Exercise details: Exactly reproduce each record listed below.

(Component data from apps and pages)
__________________________________________________
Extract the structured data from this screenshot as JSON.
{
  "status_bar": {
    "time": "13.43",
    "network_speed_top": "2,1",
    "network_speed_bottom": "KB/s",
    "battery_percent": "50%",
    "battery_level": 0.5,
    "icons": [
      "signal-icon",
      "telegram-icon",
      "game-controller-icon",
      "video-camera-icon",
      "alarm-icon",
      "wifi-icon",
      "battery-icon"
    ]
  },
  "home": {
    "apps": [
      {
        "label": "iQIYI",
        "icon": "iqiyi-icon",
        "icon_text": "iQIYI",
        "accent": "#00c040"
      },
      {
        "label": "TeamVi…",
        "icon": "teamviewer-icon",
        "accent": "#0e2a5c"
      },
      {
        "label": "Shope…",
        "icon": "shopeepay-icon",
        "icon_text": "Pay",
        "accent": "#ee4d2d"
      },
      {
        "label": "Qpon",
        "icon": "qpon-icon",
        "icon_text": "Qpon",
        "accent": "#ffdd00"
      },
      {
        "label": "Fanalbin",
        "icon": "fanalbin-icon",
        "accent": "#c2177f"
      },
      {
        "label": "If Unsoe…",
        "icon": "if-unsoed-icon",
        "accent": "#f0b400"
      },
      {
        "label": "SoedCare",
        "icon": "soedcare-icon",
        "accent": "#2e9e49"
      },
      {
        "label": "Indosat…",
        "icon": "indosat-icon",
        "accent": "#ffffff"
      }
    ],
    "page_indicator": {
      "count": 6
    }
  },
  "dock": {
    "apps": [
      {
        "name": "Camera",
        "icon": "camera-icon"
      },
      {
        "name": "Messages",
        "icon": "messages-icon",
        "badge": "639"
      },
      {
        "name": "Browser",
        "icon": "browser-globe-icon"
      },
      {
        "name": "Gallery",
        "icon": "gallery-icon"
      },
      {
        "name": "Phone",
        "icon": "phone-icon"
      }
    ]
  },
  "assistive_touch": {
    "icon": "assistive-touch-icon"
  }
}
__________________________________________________
Worked solution:
Extract the structured data from this screenshot as JSON.
{
  "status_bar": {
    "time": "13.43",
    "network_speed_top": "2,1",
    "network_speed_bottom": "KB/s",
    "battery_percent": "50%",
    "battery_level": 0.5,
    "icons": [
      "signal-icon",
      "telegram-icon",
      "game-controller-icon",
      "video-camera-icon",
      "alarm-icon",
      "wifi-icon",
      "battery-icon"
    ]
  },
  "home": {
    "apps": [
      {
        "label": "iQIYI",
        "icon": "iqiyi-icon",
        "icon_text": "iQIYI",
        "accent": "#00c040"
      },
      {
        "label": "TeamVi…",
        "icon": "teamviewer-icon",
        "accent": "#0e2a5c"
      },
      {
        "label": "Shope…",
        "icon": "shopeepay-icon",
        "icon_text": "Pay",
        "accent": "#ee4d2d"
      },
      {
        "label": "Qpon",
        "icon": "qpon-icon",
        "icon_text": "Qpon",
        "accent": "#ffdd00"
      },
      {
        "label": "Fanalbin",
        "icon": "fanalbin-icon",
        "accent": "#c2177f"
      },
      {
        "label": "If Unsoe…",
        "icon": "if-unsoed-icon",
        "accent": "#f0b400"
      },
      {
        "label": "SoedCare",
        "icon": "soedcare-icon",
        "accent": "#2e9e49"
      },
      {
        "label": "Indosat…",
        "icon": "indosat-icon",
        "accent": "#ffffff"
      }
    ],
    "page_indicator": {
      "count": 6
    }
  },
  "dock": {
    "apps": [
      {
        "name": "Camera",
        "icon": "camera-icon"
      },
      {
        "name": "Messages",
        "icon": "messages-icon",
        "badge": "639"
      },
      {
        "name": "Browser",
        "icon": "browser-globe-icon"
      },
      {
        "name": "Gallery",
        "icon": "gallery-icon"
      },
      {
        "name": "Phone",
        "icon": "phone-icon"
      }
    ]
  },
  "assistive_touch": {
    "icon": "assistive-touch-icon"
  }
}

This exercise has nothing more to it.